So, what is steganography? It is not a prehistoric armor-plated lizard with a tail like a 500-lb morningstar.The word comes from the Greek roots stego-, or steganos, and -graphy, and means "covered writing." It is the technique of hiding secret messages within other media, so that to all eyes but those of the sender and intended receiver, no secret message appears to be present.It is different from cryptography, in which the presence of an encrypted message is clearly obvious, though its meaning is not.In fact, cryptography and steganography are separate techniques, which can be used independently or together.The strength of the steganography idea lies in the assumption that a secret message that is not even noticed ever is subjected to cryptanalysis.In addition, if it is hidden well enough, the task of even finding it among all other media can be daunting, if not impossible.
Steganography is not a new idea, either.The technique dates back at least to the ancient Greeks and was especially popular with secret societies of the 14th and 15th centuries.The idea is so simple and effective that it has been used right into modern times.Examples can be found in written messages where a letter in a particular position in each word spells out a hidden message; or in the arrangement of notes in a piece of music; or in several other ways.In today's world, the ability of the personal computer to digitally process text, images, sound, and video opens a new dimension in this Spy vs.Spy game. However, there are uses for steganography other than terrorist activity.In the GIS field, it might be used to protect copyrights of digital files such as satellite photos or vector map data.The simplest method is to use the least significant few bits of selected bytes in a digital data set to store a hidden message.A typical aerial image, for example, always contains some amount of "noise" (shadows, reflections, vegetation variation, camera imperfections, distortions caused by topography, etc.) so that trading a few least significant bits of original image and replacing them with a coded message is undetectable to the eye, nor would it adversely affect the scientific value of the altered image.
A data vendor might use this technique to embed a standard copyright message in the dataset (this is known as watermarking).They may also include a registration number specific to the party that licenses the data from them (this is known as fingerprinting), so that if the data turns up in an unauthorized application, the data vendor can use the digital watermark to prove ownership and the fingerprint to prosecute.

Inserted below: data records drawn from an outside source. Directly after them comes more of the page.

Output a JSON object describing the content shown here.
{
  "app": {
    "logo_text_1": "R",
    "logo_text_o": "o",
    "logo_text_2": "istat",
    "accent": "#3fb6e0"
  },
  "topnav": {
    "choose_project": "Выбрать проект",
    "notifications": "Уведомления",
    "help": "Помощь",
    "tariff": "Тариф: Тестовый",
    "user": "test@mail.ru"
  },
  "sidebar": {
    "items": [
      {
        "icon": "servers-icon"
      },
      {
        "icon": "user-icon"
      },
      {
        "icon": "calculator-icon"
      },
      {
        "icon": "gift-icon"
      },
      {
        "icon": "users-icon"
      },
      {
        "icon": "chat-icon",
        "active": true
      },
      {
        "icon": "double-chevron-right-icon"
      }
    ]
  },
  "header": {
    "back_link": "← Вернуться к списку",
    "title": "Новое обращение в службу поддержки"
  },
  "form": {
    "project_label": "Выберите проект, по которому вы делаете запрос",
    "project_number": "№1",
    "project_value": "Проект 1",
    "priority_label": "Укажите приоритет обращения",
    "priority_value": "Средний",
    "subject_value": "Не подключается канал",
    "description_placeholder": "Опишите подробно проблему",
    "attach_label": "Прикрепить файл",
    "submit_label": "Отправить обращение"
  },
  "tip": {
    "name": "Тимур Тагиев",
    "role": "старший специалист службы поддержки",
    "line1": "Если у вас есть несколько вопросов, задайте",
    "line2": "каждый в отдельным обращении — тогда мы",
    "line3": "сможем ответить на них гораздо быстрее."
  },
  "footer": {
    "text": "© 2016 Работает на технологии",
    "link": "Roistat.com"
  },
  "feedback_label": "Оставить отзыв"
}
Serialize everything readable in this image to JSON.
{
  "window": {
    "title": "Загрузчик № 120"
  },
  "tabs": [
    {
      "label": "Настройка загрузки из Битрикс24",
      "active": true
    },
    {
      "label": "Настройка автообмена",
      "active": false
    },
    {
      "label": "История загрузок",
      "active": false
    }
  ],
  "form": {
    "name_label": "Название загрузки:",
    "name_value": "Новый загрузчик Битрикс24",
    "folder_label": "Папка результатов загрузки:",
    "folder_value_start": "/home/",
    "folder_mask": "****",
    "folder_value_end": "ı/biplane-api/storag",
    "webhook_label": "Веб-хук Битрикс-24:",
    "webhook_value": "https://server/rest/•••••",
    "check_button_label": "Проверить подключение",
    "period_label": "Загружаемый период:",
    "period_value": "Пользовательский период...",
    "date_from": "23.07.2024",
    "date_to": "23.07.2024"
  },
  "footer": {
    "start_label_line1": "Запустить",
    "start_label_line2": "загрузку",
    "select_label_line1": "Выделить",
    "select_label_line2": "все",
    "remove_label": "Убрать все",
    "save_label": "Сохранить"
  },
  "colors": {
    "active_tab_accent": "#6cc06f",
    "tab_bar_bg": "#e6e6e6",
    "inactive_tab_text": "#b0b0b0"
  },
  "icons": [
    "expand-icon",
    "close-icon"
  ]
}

Another useful purpose for steganography in GIS may be to embed metadata within a file.Too often, the information about map data (e.g.geographic extents, accuracy, precision, date, source, etc.) is separated from the actual image or data file.This sort of application is already being used by hospitals to embed a patient's identity within medical images such as X-rays or CAT scans taken of the patient.
Although not all situations require absolute robustness, a desirable goal of steganography for use as a GIS tool would be the ability to withstand typical GIS operation such as reprojection, resampling, and line and polygon generalization to name a few.Indeed, here lies a formidable problem for the least significant bits approach to steganography for vector data, but this argument does not apply to all situations.Nor is this the only approach one may use to embed a message in vector data set.
Steganography can be applied to GIS in many ways to help solve several different problems.There are no perfect solutions that work in all situations, but two different methods for applying steganography are described in the following article, and you can judge for yourself.The concept is sound, the need is there, and the idea is even now circulating through the Internet, so you have probably not heard the last of it.
(1) Terror groups hide behind Web encryption:
See USA Today Article
See also these resources on the web...